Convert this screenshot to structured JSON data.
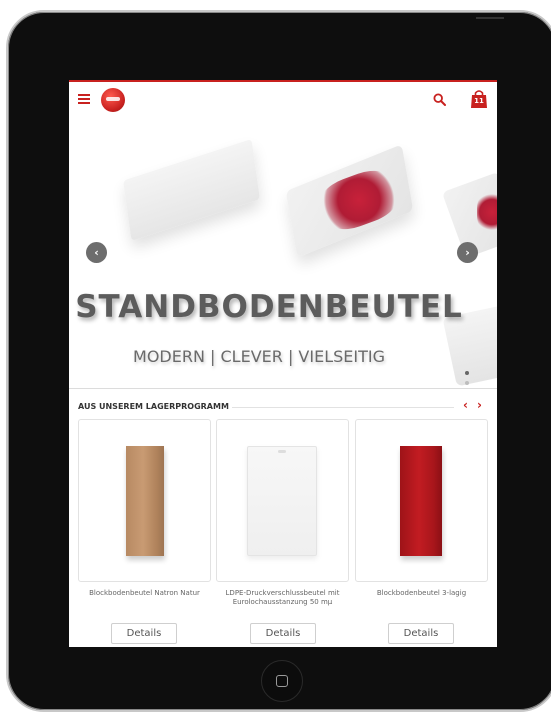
{
  "header": {
    "menu_icon": "hamburger-menu-icon",
    "logo_icon": "brand-logo",
    "search_icon": "search-icon",
    "cart_icon": "shopping-bag-icon",
    "cart_count": "11",
    "accent_color": "#c8211f"
  },
  "hero": {
    "title": "STANDBODENBEUTEL",
    "subtitle": "MODERN | CLEVER | VIELSEITIG",
    "prev_icon": "chevron-left-icon",
    "next_icon": "chevron-right-icon",
    "prev_glyph": "‹",
    "next_glyph": "›",
    "slide_count": 4,
    "active_slide": 1
  },
  "section": {
    "title": "AUS UNSEREM LAGERPROGRAMM",
    "prev_glyph": "‹",
    "next_glyph": "›"
  },
  "products": [
    {
      "name": "Blockbodenbeutel Natron Natur",
      "button": "Details"
    },
    {
      "name": "LDPE-Druckverschlussbeutel mit Eurolochausstanzung 50 mμ",
      "button": "Details"
    },
    {
      "name": "Blockbodenbeutel 3-lagig",
      "button": "Details"
    }
  ]
}
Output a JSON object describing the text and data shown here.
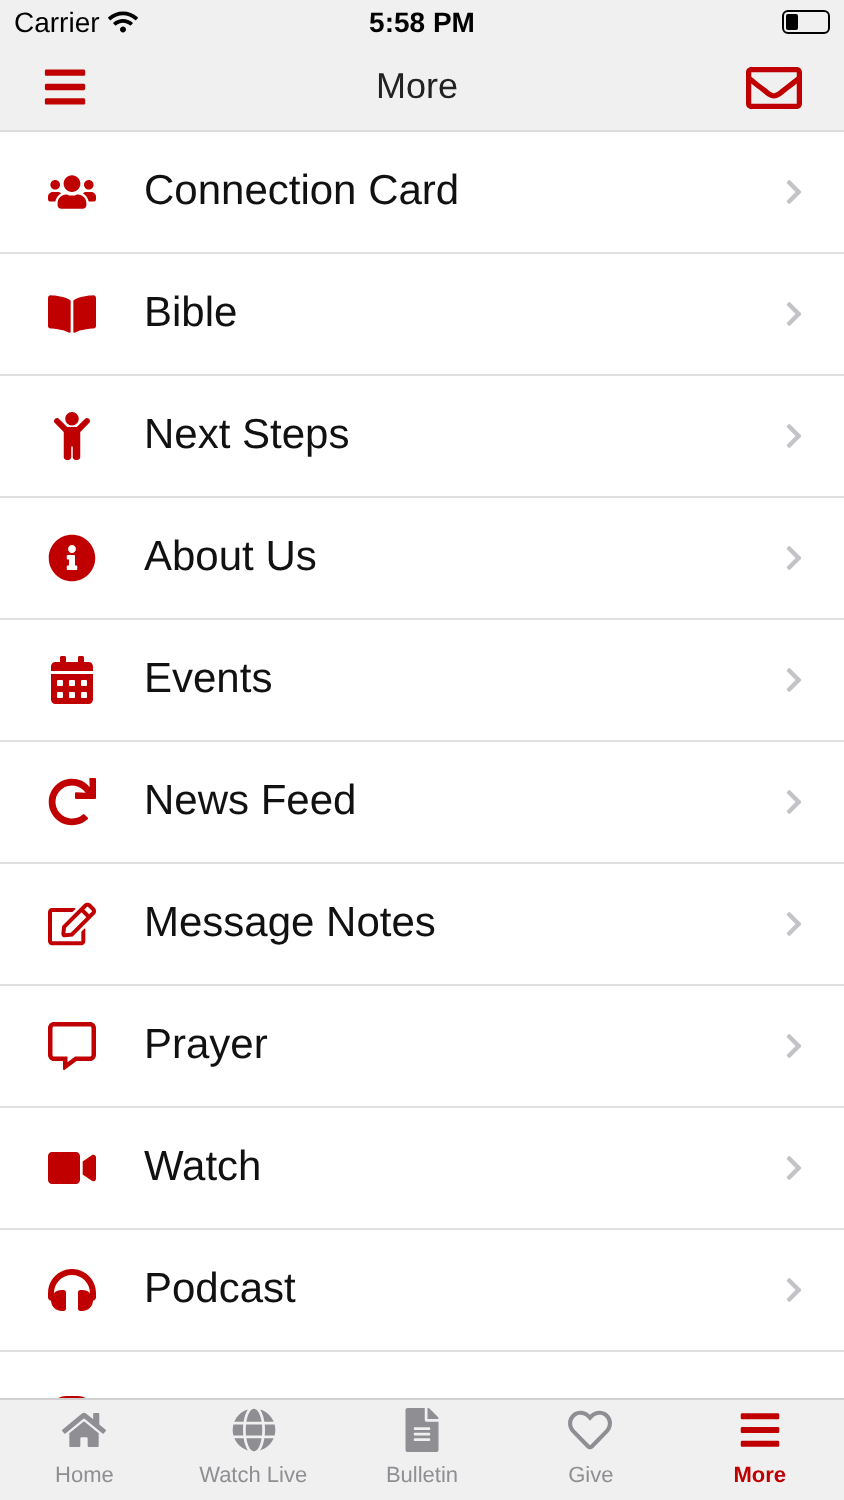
{
  "status_bar": {
    "carrier": "Carrier",
    "time": "5:58 PM"
  },
  "nav_bar": {
    "title": "More"
  },
  "menu": [
    {
      "label": "Connection Card"
    },
    {
      "label": "Bible"
    },
    {
      "label": "Next Steps"
    },
    {
      "label": "About Us"
    },
    {
      "label": "Events"
    },
    {
      "label": "News Feed"
    },
    {
      "label": "Message Notes"
    },
    {
      "label": "Prayer"
    },
    {
      "label": "Watch"
    },
    {
      "label": "Podcast"
    }
  ],
  "tabs": [
    {
      "label": "Home",
      "selected": false
    },
    {
      "label": "Watch Live",
      "selected": false
    },
    {
      "label": "Bulletin",
      "selected": false
    },
    {
      "label": "Give",
      "selected": false
    },
    {
      "label": "More",
      "selected": true
    }
  ]
}
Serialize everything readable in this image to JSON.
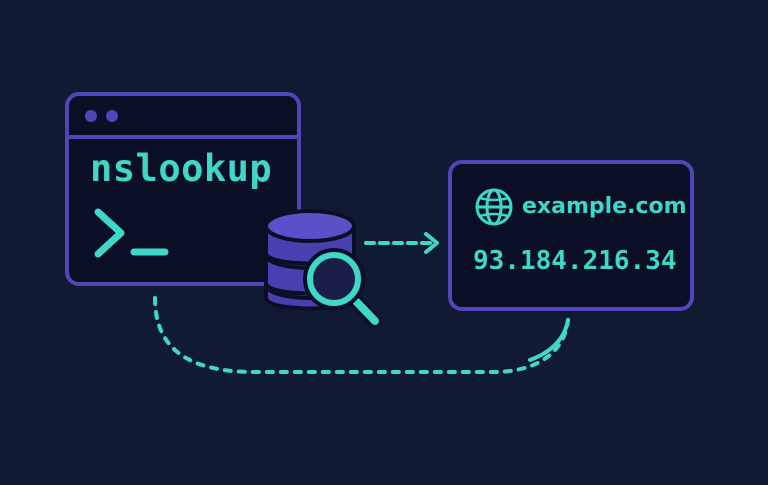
{
  "terminal": {
    "command": "nslookup"
  },
  "result": {
    "domain": "example.com",
    "ip": "93.184.216.34"
  },
  "icons": {
    "terminal_dots": "window-dots-icon",
    "prompt": "terminal-prompt-icon",
    "database": "database-icon",
    "search": "magnifier-icon",
    "globe": "globe-icon",
    "arrow": "arrow-right-icon"
  },
  "colors": {
    "background": "#111a33",
    "panel": "#0b0f26",
    "border": "#5146b8",
    "accent": "#3ed8c9",
    "database_fill": "#4a3fb0"
  }
}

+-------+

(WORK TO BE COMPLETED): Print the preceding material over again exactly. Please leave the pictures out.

(TASK RESPONSE):
Convert this screenshot to structured JSON data.
{
  "header": {
    "menu_icon": "hamburger-menu-icon",
    "logo_icon": "brand-logo",
    "search_icon": "search-icon",
    "cart_icon": "shopping-bag-icon",
    "cart_count": "11",
    "accent_color": "#c8211f"
  },
  "hero": {
    "title": "STANDBODENBEUTEL",
    "subtitle": "MODERN | CLEVER | VIELSEITIG",
    "prev_icon": "chevron-left-icon",
    "next_icon": "chevron-right-icon",
    "prev_glyph": "‹",
    "next_glyph": "›",
    "slide_count": 4,
    "active_slide": 1
  },
  "section": {
    "title": "AUS UNSEREM LAGERPROGRAMM",
    "prev_glyph": "‹",
    "next_glyph": "›"
  },
  "products": [
    {
      "name": "Blockbodenbeutel Natron Natur",
      "button": "Details"
    },
    {
      "name": "LDPE-Druckverschlussbeutel mit Eurolochausstanzung 50 mμ",
      "button": "Details"
    },
    {
      "name": "Blockbodenbeutel 3-lagig",
      "button": "Details"
    }
  ]
}
Output a JSON object describing the text and data shown here.
{
  "status_bar": {
    "carrier": "Carrier",
    "time": "5:58 PM"
  },
  "nav_bar": {
    "title": "More"
  },
  "menu": [
    {
      "label": "Connection Card"
    },
    {
      "label": "Bible"
    },
    {
      "label": "Next Steps"
    },
    {
      "label": "About Us"
    },
    {
      "label": "Events"
    },
    {
      "label": "News Feed"
    },
    {
      "label": "Message Notes"
    },
    {
      "label": "Prayer"
    },
    {
      "label": "Watch"
    },
    {
      "label": "Podcast"
    }
  ],
  "tabs": [
    {
      "label": "Home",
      "selected": false
    },
    {
      "label": "Watch Live",
      "selected": false
    },
    {
      "label": "Bulletin",
      "selected": false
    },
    {
      "label": "Give",
      "selected": false
    },
    {
      "label": "More",
      "selected": true
    }
  ]
}
Serialize everything readable in this image to JSON.
{
  "terminal": {
    "command": "nslookup"
  },
  "result": {
    "domain": "example.com",
    "ip": "93.184.216.34"
  },
  "icons": {
    "terminal_dots": "window-dots-icon",
    "prompt": "terminal-prompt-icon",
    "database": "database-icon",
    "search": "magnifier-icon",
    "globe": "globe-icon",
    "arrow": "arrow-right-icon"
  },
  "colors": {
    "background": "#111a33",
    "panel": "#0b0f26",
    "border": "#5146b8",
    "accent": "#3ed8c9",
    "database_fill": "#4a3fb0"
  }
}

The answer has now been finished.